» How to complete this task: Only a number is expected here: the count of lines in the data that contain "Converter".

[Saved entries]
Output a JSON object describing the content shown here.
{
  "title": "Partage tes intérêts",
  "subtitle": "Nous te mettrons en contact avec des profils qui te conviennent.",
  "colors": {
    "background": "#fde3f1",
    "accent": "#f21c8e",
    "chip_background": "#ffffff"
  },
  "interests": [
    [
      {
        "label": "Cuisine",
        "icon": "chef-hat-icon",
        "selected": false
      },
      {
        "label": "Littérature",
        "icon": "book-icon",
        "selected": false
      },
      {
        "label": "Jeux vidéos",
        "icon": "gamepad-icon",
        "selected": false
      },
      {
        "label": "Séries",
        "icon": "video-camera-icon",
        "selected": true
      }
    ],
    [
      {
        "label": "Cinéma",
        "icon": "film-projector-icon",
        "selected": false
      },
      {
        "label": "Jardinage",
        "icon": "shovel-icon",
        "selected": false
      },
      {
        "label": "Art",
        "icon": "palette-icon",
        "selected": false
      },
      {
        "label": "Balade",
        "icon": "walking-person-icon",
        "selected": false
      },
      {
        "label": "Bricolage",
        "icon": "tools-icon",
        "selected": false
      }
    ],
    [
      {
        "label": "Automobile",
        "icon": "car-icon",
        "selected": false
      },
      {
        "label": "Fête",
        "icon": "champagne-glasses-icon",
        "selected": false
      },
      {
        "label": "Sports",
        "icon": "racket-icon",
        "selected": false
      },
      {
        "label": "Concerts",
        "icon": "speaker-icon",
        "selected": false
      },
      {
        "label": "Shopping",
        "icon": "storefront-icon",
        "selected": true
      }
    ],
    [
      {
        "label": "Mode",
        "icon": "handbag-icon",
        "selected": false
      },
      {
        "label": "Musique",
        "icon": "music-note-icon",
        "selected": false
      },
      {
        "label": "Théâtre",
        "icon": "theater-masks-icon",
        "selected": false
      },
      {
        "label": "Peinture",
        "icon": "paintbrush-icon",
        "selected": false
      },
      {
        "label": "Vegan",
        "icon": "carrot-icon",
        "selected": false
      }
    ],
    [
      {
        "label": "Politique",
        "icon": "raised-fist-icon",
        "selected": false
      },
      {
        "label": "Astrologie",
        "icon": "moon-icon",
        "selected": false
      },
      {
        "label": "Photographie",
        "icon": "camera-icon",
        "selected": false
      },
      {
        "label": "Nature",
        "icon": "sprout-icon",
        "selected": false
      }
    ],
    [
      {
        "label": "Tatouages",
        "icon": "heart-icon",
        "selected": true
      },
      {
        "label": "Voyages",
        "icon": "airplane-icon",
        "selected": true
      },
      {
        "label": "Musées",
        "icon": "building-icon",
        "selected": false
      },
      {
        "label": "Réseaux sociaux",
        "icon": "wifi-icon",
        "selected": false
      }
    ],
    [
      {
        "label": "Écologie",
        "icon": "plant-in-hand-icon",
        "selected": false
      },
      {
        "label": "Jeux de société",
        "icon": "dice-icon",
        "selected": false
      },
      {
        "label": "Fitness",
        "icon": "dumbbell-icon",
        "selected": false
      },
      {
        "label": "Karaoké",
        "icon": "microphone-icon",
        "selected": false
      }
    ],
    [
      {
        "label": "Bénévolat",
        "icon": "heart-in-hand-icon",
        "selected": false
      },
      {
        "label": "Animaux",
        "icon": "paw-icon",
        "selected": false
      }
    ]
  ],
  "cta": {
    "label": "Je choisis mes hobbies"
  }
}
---
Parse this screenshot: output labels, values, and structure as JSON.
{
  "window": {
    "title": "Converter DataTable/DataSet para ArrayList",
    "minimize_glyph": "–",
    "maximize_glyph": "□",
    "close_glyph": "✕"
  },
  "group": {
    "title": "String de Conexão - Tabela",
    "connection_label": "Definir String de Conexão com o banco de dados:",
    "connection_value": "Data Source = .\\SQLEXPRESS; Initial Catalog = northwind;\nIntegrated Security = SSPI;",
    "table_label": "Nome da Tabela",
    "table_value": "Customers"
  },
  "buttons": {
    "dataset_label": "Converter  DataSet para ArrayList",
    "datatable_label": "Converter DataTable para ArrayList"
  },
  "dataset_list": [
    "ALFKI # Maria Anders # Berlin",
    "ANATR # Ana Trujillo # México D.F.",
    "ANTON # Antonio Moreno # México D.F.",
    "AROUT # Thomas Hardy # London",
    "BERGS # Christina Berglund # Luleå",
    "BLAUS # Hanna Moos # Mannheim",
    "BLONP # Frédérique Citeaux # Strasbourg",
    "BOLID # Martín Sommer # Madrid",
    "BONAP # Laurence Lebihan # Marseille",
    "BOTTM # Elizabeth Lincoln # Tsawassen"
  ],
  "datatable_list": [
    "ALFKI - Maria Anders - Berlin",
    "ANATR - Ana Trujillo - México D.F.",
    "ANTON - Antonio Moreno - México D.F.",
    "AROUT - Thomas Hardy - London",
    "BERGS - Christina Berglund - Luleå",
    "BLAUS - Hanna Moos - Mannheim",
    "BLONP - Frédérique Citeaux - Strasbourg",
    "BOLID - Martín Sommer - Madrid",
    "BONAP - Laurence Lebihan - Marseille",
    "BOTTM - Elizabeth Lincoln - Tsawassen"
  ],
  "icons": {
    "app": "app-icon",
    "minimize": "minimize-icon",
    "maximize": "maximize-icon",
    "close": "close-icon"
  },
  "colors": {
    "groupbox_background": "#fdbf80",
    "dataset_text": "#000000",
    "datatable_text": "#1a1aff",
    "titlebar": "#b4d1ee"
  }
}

» Answer space: 3